Karen Roemer and Erich Petushek
Karen Roemer oversees PhD student Erich Petushek exercising on a rowing machine. He is dotted with reflective markers used to track his movements as he works out.
“It’s interesting to me that an exercise that is supposed to be beneficial to obese people may actually cause them pain.”

Better Machines for Bigger People

by Dennis Walikainen

When it comes to rowing machines, one size does not fit all.


Those ubiquitous rowing machines that populate every gym are popular for a number of reasons. They are supposed to be low impact, allow for full body movement, and increase cardiovascular endurance.

But those advantages don’t hold true for everyone, according to Karen Roemer, an assistant professor of biomechanics in the Department of Kinesiology and Integrative Physiology at Michigan Tech. Her research is demonstrating that the typical rowing machine may be a poor fit for people with a high body mass index (BMI), particularly those who are obese.

Manufacturers do make special equipment that is strong enough to support very heavy people, but Roemer has found that sturdy construction is not enough. Design is important too.

She has studied four types of subjects: overweight, obese, normal weight, and skilled rowers. To follow their movements as they worked out, she attached nearly fifty reflective markers to the rowers and to the rowing machines, then filmed them from six angles, freezing the motion using strobe lights. In particular, she looked at the rowers’ hips, knees, and ankles.

Subjects who were obese had to move their knees outward to row, increasing the load on part of the joint. She believes the machines’ restricted foot position may increase their risk of knee pain in the same way arthritis does.

“Previous studies have shown that increased loads of the medial compartment [inner portion] of the knee joint are related to osteoarthritis. The studies have shown that obese people suffer from high loads on the medial compartment during weight-bearing activities, which is similar to our results,” Roemer said. “Therefore, there is a risk for knee pain here, too.”

“It’s interesting to me that an exercise that is supposed to be beneficial to obese people may actually cause them pain,” says Stephanie Hamilton, a biomedical engineering PhD student working on the study. “It underscores the importance of a research foundation in developing exercise equipment.”

In a follow-up study, the research team is modifying the foot position to see how a wider placement affects the loading at the joints. “It’s exciting to see direct applications come from research that can affect many people,” says Hamilton.
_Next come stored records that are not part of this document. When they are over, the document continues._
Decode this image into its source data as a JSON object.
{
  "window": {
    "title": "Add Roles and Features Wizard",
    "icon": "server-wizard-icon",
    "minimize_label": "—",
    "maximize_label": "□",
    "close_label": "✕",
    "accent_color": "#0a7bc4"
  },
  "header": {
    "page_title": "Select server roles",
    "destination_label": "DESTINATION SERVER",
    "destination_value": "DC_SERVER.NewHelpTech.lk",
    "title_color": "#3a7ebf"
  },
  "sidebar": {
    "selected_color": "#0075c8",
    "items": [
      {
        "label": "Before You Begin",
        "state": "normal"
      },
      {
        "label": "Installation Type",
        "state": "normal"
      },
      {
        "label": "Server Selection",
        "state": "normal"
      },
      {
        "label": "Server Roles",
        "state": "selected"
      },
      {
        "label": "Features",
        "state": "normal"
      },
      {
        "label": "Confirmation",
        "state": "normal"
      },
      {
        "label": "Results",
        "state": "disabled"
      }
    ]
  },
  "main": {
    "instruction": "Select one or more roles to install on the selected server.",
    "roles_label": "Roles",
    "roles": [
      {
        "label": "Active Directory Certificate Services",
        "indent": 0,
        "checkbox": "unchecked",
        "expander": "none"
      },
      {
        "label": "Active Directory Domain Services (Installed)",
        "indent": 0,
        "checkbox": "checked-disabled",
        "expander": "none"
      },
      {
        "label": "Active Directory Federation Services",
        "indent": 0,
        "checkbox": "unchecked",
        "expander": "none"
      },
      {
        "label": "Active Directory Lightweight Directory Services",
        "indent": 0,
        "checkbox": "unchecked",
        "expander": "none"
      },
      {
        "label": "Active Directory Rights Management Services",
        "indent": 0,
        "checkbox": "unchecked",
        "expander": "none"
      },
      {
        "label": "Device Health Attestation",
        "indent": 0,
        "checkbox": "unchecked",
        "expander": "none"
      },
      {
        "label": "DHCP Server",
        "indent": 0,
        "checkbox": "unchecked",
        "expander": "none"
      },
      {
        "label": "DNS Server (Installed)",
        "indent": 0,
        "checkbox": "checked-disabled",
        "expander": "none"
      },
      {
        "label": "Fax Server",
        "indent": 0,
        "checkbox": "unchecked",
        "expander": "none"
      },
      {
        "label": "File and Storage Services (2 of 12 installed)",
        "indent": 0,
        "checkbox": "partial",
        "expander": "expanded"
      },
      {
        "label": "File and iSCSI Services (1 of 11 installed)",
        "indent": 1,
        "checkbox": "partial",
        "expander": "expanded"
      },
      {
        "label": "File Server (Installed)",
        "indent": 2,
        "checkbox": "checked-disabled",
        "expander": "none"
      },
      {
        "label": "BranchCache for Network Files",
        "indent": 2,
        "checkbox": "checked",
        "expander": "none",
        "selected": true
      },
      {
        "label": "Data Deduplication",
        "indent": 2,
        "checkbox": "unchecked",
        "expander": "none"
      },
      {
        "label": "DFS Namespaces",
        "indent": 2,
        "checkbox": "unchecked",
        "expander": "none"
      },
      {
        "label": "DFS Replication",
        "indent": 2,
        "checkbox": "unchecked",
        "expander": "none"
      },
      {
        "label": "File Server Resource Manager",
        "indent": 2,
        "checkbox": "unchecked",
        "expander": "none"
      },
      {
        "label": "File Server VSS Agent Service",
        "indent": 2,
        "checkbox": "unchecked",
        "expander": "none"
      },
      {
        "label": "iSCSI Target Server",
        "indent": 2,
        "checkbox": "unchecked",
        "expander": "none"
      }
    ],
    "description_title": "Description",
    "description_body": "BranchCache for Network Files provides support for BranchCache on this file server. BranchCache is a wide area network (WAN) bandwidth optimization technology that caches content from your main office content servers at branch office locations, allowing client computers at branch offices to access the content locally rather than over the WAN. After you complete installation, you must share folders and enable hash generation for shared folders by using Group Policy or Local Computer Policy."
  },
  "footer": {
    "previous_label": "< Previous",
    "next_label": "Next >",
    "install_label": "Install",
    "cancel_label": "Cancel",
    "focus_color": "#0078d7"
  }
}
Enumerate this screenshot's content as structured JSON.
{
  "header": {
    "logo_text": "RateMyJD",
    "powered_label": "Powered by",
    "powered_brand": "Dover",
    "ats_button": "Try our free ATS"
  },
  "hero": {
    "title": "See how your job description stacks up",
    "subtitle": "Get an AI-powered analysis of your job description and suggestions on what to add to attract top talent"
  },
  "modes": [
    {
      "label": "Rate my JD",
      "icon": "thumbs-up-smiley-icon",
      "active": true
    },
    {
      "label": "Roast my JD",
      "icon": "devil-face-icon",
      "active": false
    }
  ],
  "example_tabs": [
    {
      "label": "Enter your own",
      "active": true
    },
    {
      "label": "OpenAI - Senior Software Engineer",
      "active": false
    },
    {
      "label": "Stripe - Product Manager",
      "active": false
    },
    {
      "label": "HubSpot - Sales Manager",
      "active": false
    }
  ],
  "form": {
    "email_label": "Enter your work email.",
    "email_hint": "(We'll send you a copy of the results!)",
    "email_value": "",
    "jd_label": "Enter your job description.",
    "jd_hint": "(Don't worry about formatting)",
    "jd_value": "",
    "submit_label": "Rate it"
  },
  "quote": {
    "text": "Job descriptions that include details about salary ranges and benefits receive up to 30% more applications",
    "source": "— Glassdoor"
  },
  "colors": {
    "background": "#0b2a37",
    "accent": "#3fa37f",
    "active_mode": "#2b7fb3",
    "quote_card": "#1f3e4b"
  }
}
Roemer’s work could open the door to better exercise equipment for the people who need it the most. “Equipment should be adaptable to meet the needs of people with a higher BMI,” she said.